Now that spring has finally come, at least to my town, I’m finally posting photos from the winter. I blame it on my family genes, always late for everything.
November begins with one of my favourite traditions, visiting the graveyards and honouring the dead. I can’t even come close to capturing the atmosphere. I’ve written about it before: Nov. 1, All Saints Day
In November the sun disappears, and it only appears occasionally until April. November and December were pretty much fogged in. While such weather doesn’t do much for cheerfulness, it lends itself well to moody photos.
The forest in the hills of the Male Karpaty behind me are mainly beech and oak, their bare grey trunks reaching to the sky ending in a skeleton branch canopy, a leaf yet clinging here and there.

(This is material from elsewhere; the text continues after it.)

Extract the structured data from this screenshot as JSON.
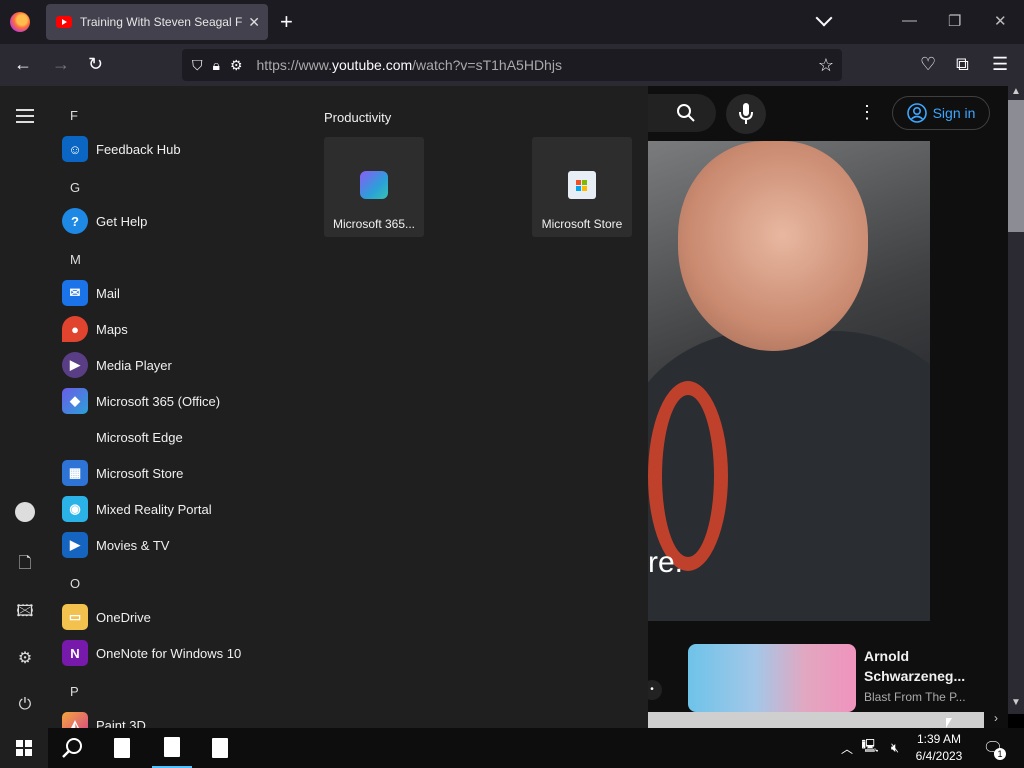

December is full of Christmas/Advent Markets. (Read more about Christmas traditions in Slovakia) The first market is in Bratislava, which takes over a number of squares, full of stands selling handmade good and victuals. There used to be more crafts, but now the stands seem to predominantly sell food and drink.
The barrel boasts “Best Mead in the World” and is made in the town I live in. Mead is pretty amazing, if you ask me, very sweet and thick, a little goes a long way. Although, to be honest, my favourite mead was one made by a local beekeeper and not quite as sweet.
Lokše are potato flatbreads, very thin and mostly potatoes. It’s common fare at markets, and can be eaten savoury or sweet. This stand had a list of possible fillings: goose liver and fried onion; duck cracklings; cabbage filling with smoked meat; chicken liver; lard and garlic; lard; vegetarian with goat cheese and chives; poppyseeds and plum jam; nutella and walnuts. Slovak food is, as you can see, rather on the rich side. I think the liver is usually spread on lokše as a pate and cracklings (the bits left over when rendering lard) are ground into a paste.
More food. Common foods are klobasa (sausages), ciganska (thin cuts of chicken or pork slathered with mustard and fried onions, served in a fat airy bun), and langoš (soft deep fried dough, often served with mayo, ketchup, or garlic). Don’t come to a Vianočne trhy on a diet.
Various kinds of cheese submerged in oil with dried herbs, spices, and peppers.
Check out the massive wooden ladles and slotted spoons.
I managed to stop by the Bratislava Christmas Market towards the end, and it was absolutely packed with people. Many people go for the atmosphere, to chat with friends after work over hot food and warm mead or mulled wine. There are far fewer people during the day.
I have a soft spot for buskers (and I’d love to try one day). There were only two or three who braved playing in the cold. The opulence in the window seemed to contrast with what I imagine his daily life to be like.
The Trnava Christmas Market is considerably smaller. One square, less people, but still twinkling lights, hot food, and good friends.
The nativity scene is pretty big – maybe half life size?
I happened to come when Vrbovske Vrby was playing, a group that plays traditional Slovak shepherd instruments. They had such great energy and fun music. The man below played a variety of instruments, if you look carefully the instrument pictured has an animal horn on the end. He also played what looked like a stick in a ceramic pot with a hole and a wooden oboe-sounding instrument.
Here are two videos of them playing – the stage unfortunately had a large screen that flickers terribly. There are gajdy (Slovak bagpipes), koncovka (flute without fingerholes), and good cheer.
This man was enthusiastically joining in on the songs close to the stage with his harmonica, from his wheelchair. He is an amputee, I’ve seen him around the square here before hanging out with others down on their luck. I just loved how he much he enjoyed joining in, finding the right key and playing away, even though just from the sidelines.
January saw a very little snowfall. It always surprises me how going just a little up into the hills changes the landscape. When I started walking at the bottom there was only wet fog, but as I gained elevation it started to look more like winter. Can you spot the people?
The trees here are just so…tall.
When everything is covered in white ice, it means freezing fog, which I think is the coldest winter weather. And I’ve been in -40. Ok, well, your hands don’t instantly get frostbite in freezing fog, but wet cold seeps into your bones and there’s nothing bracing about it, just the feeling that reptiles are mislabelled as cold-blooded animals, cause your blood is definitely cold.
Freezing fog AND wind. Now you can be an ice-blooded animal. This is at the top of Zaruby, the tallest hill of the Male Karpaty of Slovakia. Here is Zaruby in spring.
This poor fellow was standing at the top in ferocious wind that billowed into his clothes, puffing everything out.
February was Fasiangy, and we’ll pretend that March is spring (because it still feels like winter).
Whew, that was a catch-up. Congrats if you made it all the way here.
What photos or tidbits do you enjoy the most?